Stored data entries:
┏━━

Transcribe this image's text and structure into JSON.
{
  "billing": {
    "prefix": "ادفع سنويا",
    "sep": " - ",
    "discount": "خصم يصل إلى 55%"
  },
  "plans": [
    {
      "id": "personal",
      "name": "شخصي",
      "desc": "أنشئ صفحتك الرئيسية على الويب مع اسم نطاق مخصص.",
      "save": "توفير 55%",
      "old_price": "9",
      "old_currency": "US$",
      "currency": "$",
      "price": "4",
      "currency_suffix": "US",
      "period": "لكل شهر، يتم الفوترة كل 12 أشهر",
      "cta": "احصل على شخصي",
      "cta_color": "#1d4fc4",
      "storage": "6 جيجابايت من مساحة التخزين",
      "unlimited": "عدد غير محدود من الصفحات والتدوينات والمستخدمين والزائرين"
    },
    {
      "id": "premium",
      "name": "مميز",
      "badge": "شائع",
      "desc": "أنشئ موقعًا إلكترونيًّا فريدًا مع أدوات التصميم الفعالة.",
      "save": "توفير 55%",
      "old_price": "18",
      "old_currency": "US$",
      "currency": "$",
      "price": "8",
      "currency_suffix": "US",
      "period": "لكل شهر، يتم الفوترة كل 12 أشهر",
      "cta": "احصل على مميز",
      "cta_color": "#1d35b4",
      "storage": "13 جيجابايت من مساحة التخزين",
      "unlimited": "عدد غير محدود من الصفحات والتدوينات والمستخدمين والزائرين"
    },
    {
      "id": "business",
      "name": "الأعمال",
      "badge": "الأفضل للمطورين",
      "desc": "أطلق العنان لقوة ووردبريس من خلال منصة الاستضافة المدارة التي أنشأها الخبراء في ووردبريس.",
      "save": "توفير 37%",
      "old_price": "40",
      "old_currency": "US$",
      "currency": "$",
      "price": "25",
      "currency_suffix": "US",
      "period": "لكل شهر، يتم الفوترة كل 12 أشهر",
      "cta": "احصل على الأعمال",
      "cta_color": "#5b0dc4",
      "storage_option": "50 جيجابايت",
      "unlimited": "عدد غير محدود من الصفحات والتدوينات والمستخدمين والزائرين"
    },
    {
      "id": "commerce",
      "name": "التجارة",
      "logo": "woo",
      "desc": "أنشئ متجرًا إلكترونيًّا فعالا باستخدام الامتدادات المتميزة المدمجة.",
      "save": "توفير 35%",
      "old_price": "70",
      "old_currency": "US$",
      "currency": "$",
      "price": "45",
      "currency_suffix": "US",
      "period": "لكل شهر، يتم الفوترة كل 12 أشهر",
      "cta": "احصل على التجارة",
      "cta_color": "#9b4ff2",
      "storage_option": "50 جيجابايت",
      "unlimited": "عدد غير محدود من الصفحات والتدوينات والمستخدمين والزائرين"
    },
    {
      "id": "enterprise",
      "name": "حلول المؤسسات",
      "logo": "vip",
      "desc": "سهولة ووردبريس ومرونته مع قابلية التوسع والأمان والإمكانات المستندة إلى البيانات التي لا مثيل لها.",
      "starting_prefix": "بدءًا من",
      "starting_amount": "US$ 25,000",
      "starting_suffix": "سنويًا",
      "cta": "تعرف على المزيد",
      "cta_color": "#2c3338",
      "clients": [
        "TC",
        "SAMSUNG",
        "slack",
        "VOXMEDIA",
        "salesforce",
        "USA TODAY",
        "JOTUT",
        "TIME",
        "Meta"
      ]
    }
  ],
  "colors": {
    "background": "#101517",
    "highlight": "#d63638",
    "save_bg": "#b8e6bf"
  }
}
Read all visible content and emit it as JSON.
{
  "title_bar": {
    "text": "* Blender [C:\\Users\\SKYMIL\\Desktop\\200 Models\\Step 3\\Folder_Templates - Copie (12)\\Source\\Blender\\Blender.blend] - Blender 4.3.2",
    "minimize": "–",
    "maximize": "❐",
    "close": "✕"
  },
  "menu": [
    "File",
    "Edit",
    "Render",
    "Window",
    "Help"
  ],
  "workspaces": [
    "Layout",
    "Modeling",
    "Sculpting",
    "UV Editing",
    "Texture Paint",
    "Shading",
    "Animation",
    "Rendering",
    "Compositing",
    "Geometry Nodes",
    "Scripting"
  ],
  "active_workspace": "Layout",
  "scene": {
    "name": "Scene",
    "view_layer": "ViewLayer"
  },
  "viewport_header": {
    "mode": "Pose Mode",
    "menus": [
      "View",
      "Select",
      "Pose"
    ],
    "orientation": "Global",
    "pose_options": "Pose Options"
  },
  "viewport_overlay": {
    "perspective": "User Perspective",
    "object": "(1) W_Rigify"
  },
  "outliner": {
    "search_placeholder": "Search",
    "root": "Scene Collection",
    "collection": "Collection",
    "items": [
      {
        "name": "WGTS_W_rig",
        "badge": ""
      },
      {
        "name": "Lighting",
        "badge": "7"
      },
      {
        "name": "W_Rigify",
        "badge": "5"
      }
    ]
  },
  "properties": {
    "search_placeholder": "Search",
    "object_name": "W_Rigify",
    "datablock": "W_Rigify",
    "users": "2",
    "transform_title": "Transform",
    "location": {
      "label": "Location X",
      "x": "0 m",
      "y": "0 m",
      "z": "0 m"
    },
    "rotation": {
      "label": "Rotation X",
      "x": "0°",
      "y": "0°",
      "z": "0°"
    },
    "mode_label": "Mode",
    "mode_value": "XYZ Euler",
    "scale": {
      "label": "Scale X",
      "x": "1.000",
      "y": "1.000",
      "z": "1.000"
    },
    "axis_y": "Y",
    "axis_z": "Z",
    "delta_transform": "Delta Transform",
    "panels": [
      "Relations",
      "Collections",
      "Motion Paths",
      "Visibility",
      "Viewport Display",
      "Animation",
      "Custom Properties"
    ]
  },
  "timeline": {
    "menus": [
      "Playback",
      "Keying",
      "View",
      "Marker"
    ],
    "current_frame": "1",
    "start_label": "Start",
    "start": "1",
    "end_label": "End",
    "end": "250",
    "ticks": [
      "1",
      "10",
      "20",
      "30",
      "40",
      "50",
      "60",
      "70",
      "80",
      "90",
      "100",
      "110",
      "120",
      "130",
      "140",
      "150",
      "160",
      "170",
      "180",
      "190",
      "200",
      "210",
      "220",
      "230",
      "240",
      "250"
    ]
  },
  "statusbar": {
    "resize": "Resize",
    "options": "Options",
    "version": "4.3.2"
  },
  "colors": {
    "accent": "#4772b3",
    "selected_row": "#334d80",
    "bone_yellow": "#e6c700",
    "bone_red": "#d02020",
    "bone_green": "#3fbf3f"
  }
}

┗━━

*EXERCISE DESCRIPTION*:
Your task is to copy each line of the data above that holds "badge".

*RESPONSE TO THIS TASK*:
      "badge": "شائع",
      "badge": "الأفضل للمطورين",
        "badge": ""
        "badge": "7"
        "badge": "5"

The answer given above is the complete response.